Its powers as an antiseptic and germicide are not now considered to be equal to those of some other substances, such as bichloride of mercury, iodine, aristol, etc., although it is yet regarded as a useful and important agent. It is irritant to the skin and other tissues, and capable of being absorbed to a dangerous amount. Eisentein regards carbolic acid as an antipyretic as inferior to salicylic acid, and others regard boric acid as possessing equal antiseptic properties. As a local anaesthetic, carbolic acid exerts a very soothing influence upon painful tissues ; hence it is beneficial in odontalgia, and for pulp dressing. On account of its solubility, a variety of solutions of special value can be formed with it, which are especially serviceable as antiseptic applications.
The application of large quantities of carbolic acid to an extensive surface is, however, dangerous, as cases of fatal poisoning have resulted by the absorption of this acid; hence, care is necessary in its use as an external application.
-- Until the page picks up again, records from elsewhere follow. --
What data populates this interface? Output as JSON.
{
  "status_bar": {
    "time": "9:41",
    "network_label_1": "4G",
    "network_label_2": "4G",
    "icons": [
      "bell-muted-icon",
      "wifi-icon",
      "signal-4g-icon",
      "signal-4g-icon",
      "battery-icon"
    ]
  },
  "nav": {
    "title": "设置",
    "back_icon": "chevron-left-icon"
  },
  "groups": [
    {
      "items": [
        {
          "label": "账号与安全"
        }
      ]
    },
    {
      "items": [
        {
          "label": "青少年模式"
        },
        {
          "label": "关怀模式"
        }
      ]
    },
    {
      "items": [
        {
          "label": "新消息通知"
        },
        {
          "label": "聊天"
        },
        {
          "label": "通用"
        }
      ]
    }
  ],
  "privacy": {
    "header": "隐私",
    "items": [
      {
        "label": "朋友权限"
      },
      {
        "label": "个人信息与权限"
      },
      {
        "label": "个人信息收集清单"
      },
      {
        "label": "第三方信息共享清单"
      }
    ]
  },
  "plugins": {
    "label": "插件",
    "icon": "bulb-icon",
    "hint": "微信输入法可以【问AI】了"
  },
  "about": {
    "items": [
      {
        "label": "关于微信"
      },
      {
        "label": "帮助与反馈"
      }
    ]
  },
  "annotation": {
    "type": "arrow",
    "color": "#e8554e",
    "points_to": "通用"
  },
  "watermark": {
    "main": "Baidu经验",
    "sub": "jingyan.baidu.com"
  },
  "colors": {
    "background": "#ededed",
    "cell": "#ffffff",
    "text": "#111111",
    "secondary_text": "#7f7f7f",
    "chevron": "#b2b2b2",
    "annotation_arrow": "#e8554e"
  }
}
Its nauseous odor and taste and its caustic action render it objectionable, unless greatly diluted, for internal administration. To obviate such objections, it is recommended to use it in the form of sulpho-carbolates.
When applied to the skin or to mucous membrane, it produces a burning sensation, of short duration, and the eschar is at first whitish, afterward becoming brown or black, and surrounded by a zone of inflammatory redness; and, notwithstanding its power to coagulate albumen, is rapidly diffused into the blood. Carbolic acid exists in the blood as a carbolate; and the blood itself does not appear to undergo any change in its corpuscular elements. It is in part consumed in the body, and the products of its combustion are excreted in the urine. Solutions of carbolic acid of adequate strength will check suppuration, and correct the fetor of ulcers, and has a beneficial effect on bone as well as on the soft tissues in necrosis, etc.
Internally, it is employed for nausea and vomiting due to an irritable state of the stomach, in scarlatina, measles and smallpox, pyrosis, etc.; as a gargle in diphtheria; as an inhalation in chronic nasal catarrh, hay asthma, whooping-cough, phthisis, etc.; as an injection in chronic cystitis, primary svphilis, erysipelas, pleuro-pneumonia and uterine diseases; as a lotion in gangrenous and other ill-conditioned ulcers, carbuncle, poisoned wounds, burns, skin diseases, scrofulous ophthalmia and itching of the skin.
Of crystallized carbolic acid, gr. 1/4 to gr. j, largely diluted. A better form, however, is one drop of the crystallized acid, liquefied by heat, in one ounce of mucilage, three times a day. The dose of glvcerite of carbolic acid (G/yceritum Acini Carbolici), made by rubbing together of carbolic acid with Oss of glycerine, is